TASK REQUIREMENTS
Check each line of the material for the string "that", then give only how many lines have it.

DATA SHOWN
# # # # # # #

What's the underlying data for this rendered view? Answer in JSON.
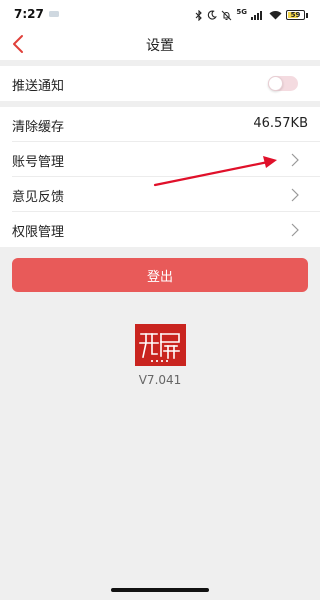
{
  "status_bar": {
    "time": "7:27",
    "network": "5G",
    "battery": "59",
    "battery_level": 0.59
  },
  "header": {
    "title": "设置"
  },
  "settings": {
    "push": {
      "label": "推送通知",
      "enabled": false
    },
    "cache": {
      "label": "清除缓存",
      "value": "46.57KB"
    },
    "account": {
      "label": "账号管理"
    },
    "feedback": {
      "label": "意见反馈"
    },
    "permissions": {
      "label": "权限管理"
    }
  },
  "logout_label": "登出",
  "about": {
    "version": "V7.041"
  },
  "colors": {
    "accent": "#e85a59",
    "back_arrow": "#e0403a",
    "logo": "#c9241f",
    "annotation": "#e0102a"
  }
}
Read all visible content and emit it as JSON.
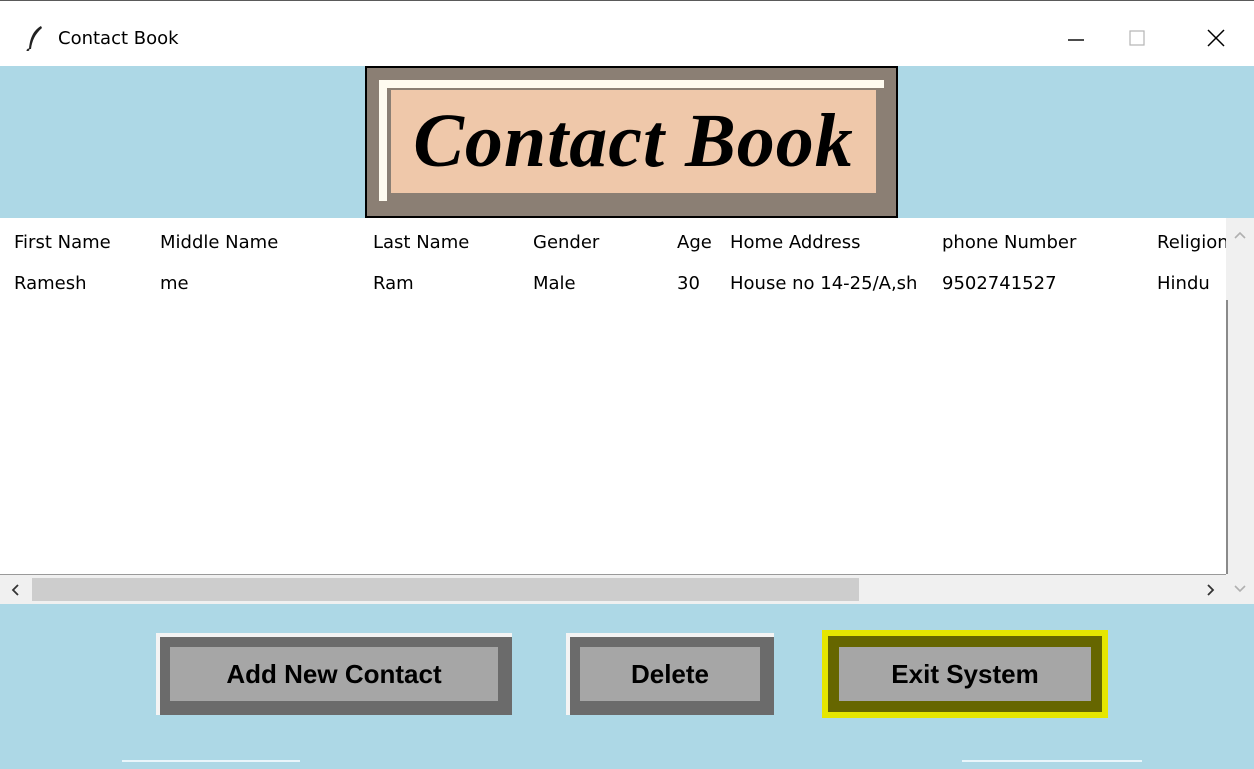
{
  "window": {
    "title": "Contact Book",
    "icon": "feather-icon"
  },
  "header": {
    "title": "Contact Book"
  },
  "table": {
    "columns": [
      "First Name",
      "Middle Name",
      "Last Name",
      "Gender",
      "Age",
      "Home Address",
      "phone Number",
      "Religion"
    ],
    "rows": [
      [
        "Ramesh",
        "me",
        "Ram",
        "Male",
        "30",
        "House no 14-25/A,sh",
        "9502741527",
        "Hindu"
      ]
    ]
  },
  "buttons": {
    "add_label": "Add New Contact",
    "delete_label": "Delete",
    "exit_label": "Exit System"
  },
  "colors": {
    "background": "#add8e6",
    "title_plate": "#efc8aa",
    "button_face": "#a6a6a6",
    "exit_highlight": "#e6e600"
  }
}
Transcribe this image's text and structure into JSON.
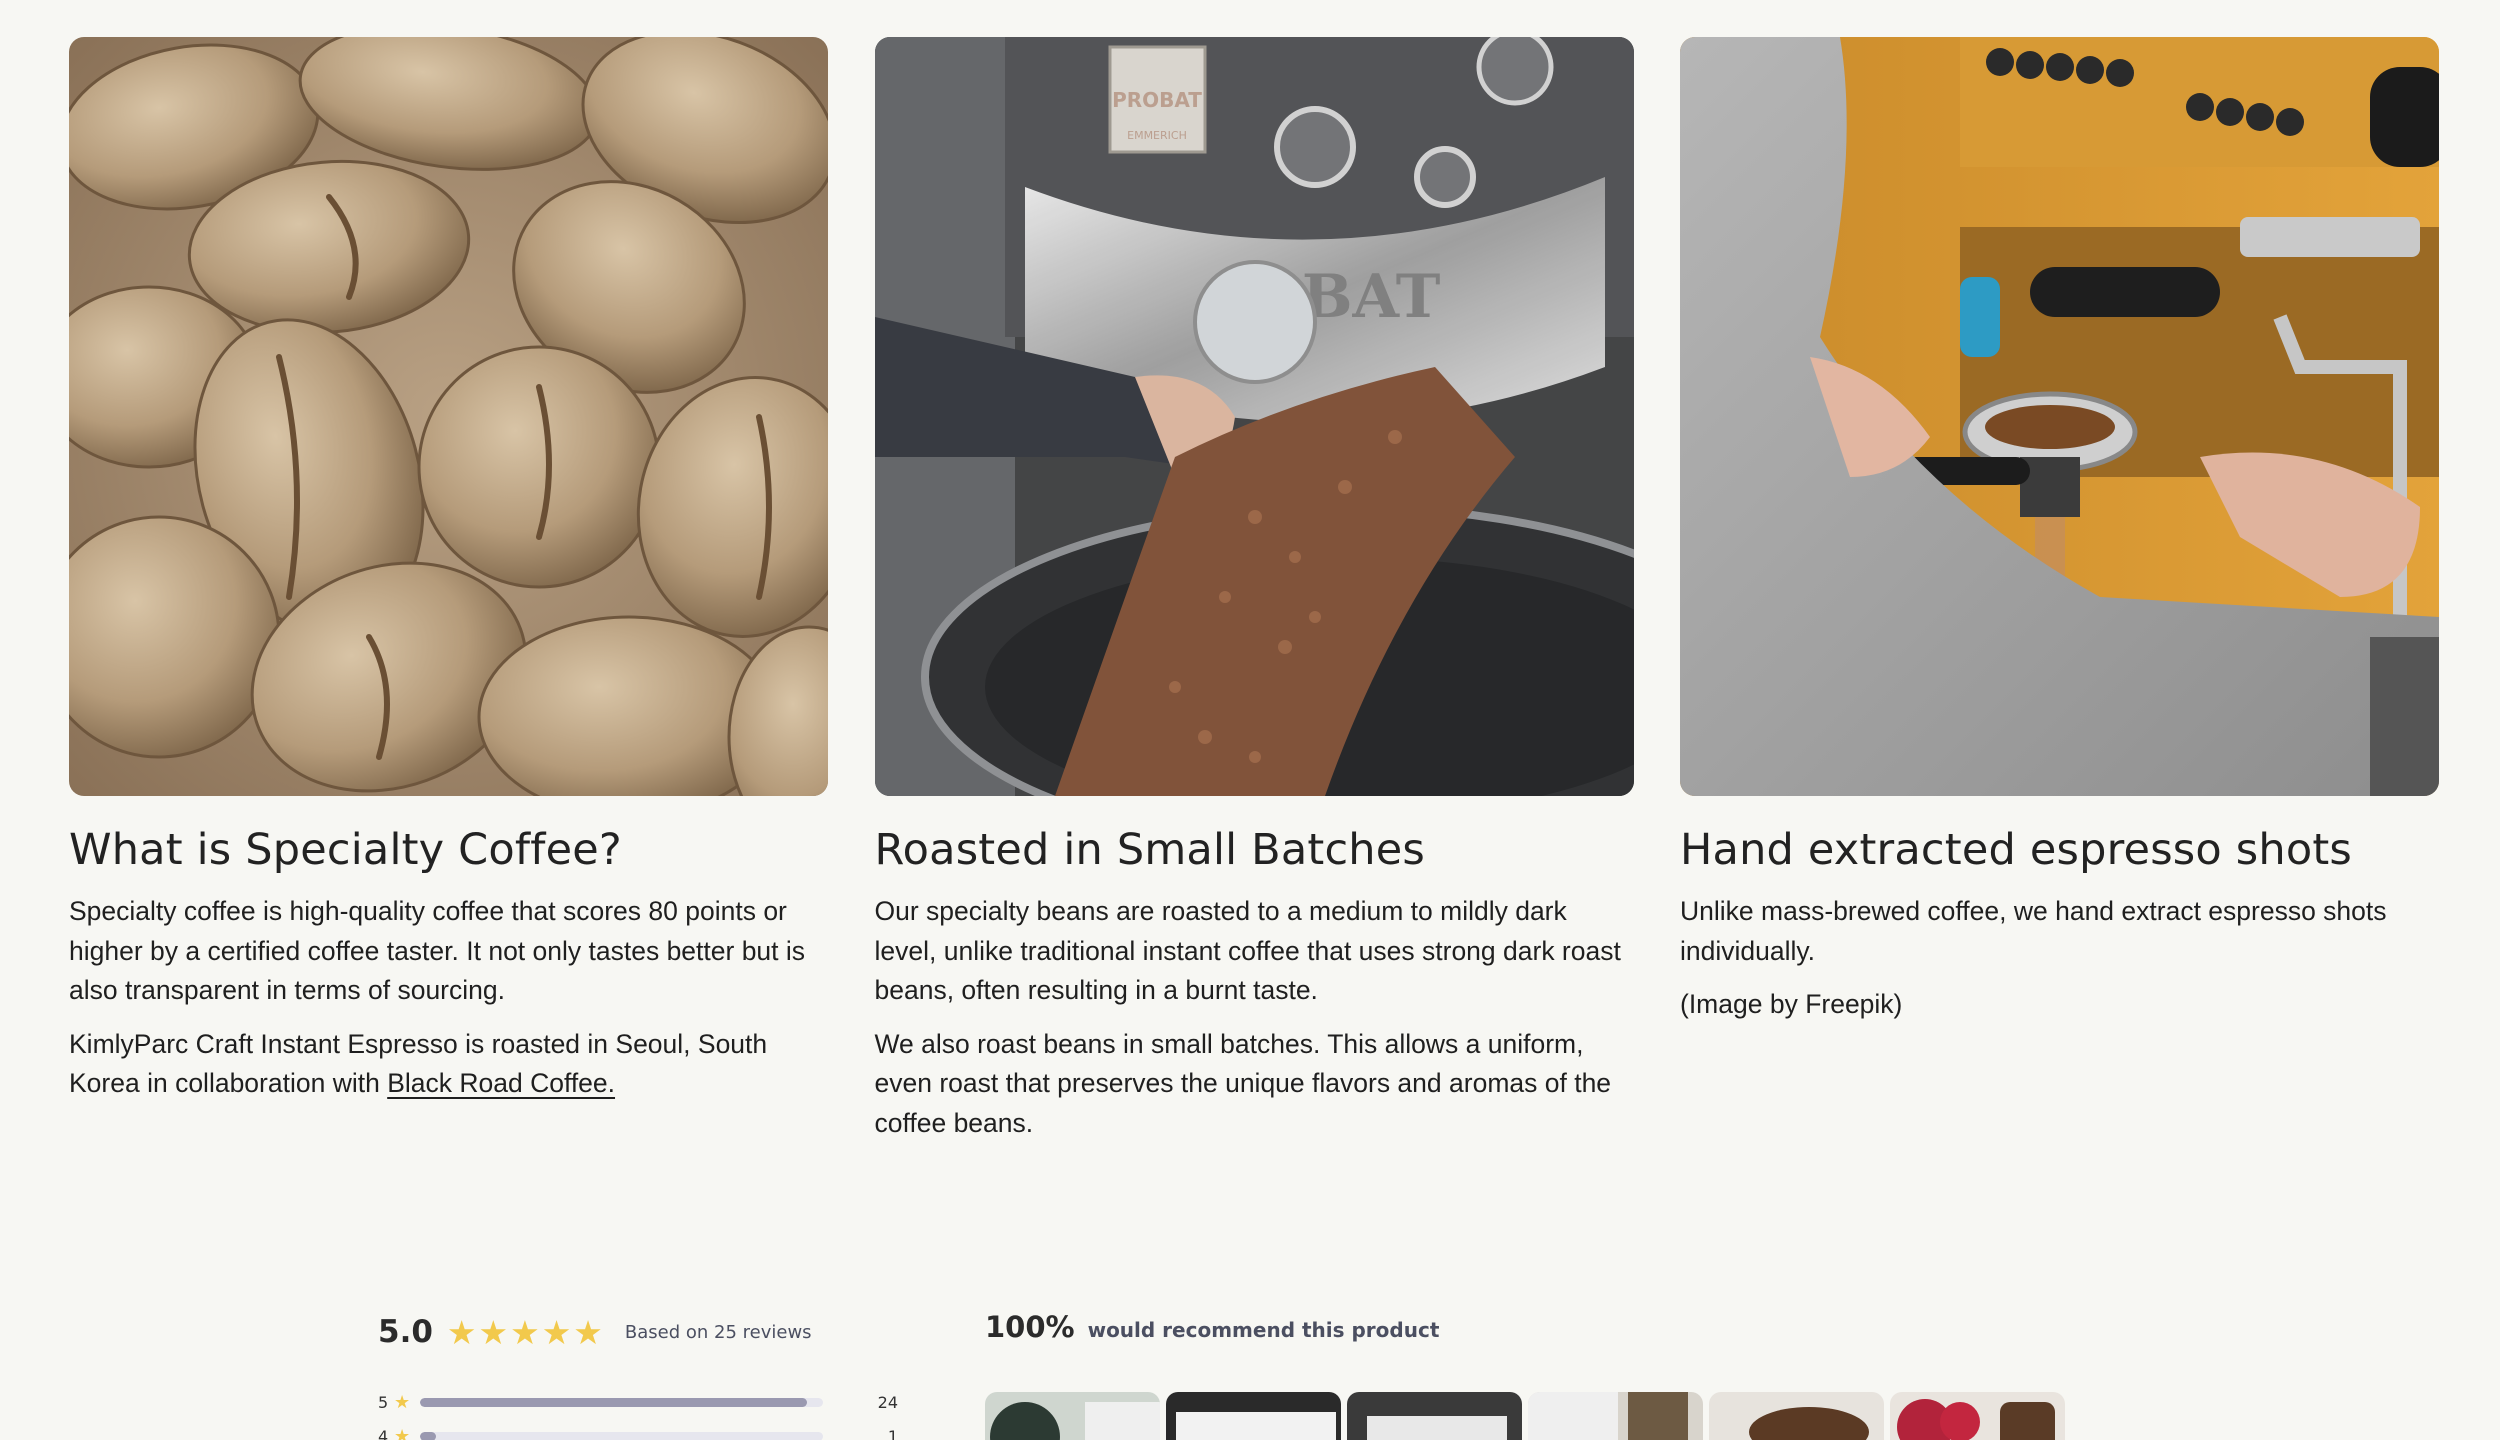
{
  "cards": [
    {
      "title": "What is Specialty Coffee?",
      "paragraphs": [
        "Specialty coffee is high-quality coffee that scores 80 points or higher by a certified coffee taster. It not only tastes better but is also transparent in terms of sourcing.",
        "KimlyParc Craft Instant Espresso is roasted in Seoul, South Korea in collaboration with "
      ],
      "link_text": "Black Road Coffee.",
      "image_icon": "green-coffee-beans-photo"
    },
    {
      "title": "Roasted in Small Batches",
      "paragraphs": [
        "Our specialty beans are roasted to a medium to mildly dark level, unlike traditional instant coffee that uses strong dark roast beans, often resulting in a burnt taste.",
        "We also roast beans in small batches. This allows a uniform, even roast that preserves the unique flavors and aromas of the coffee beans."
      ],
      "image_icon": "coffee-roaster-photo",
      "image_text": {
        "brand": "PROBAT",
        "sub": "EMMERICH",
        "drum": "OBAT"
      }
    },
    {
      "title": "Hand extracted espresso shots",
      "paragraphs": [
        "Unlike mass-brewed coffee, we hand extract espresso shots individually.",
        "(Image by Freepik)"
      ],
      "image_icon": "espresso-machine-photo"
    }
  ],
  "reviews": {
    "average": "5.0",
    "stars": 5,
    "based_on": "Based on 25 reviews",
    "breakdown": [
      {
        "stars": "5",
        "count": "24",
        "fraction": 0.96
      },
      {
        "stars": "4",
        "count": "1",
        "fraction": 0.04
      }
    ],
    "recommend_pct": "100%",
    "recommend_text": "would recommend this product",
    "thumbnails": [
      "review-photo-1",
      "review-photo-2",
      "review-photo-3",
      "review-photo-4",
      "review-photo-5",
      "review-photo-6"
    ]
  },
  "colors": {
    "background": "#f7f7f3",
    "star": "#f2c94c",
    "bar": "#9a99b0"
  }
}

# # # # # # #

ANSWER BOX
3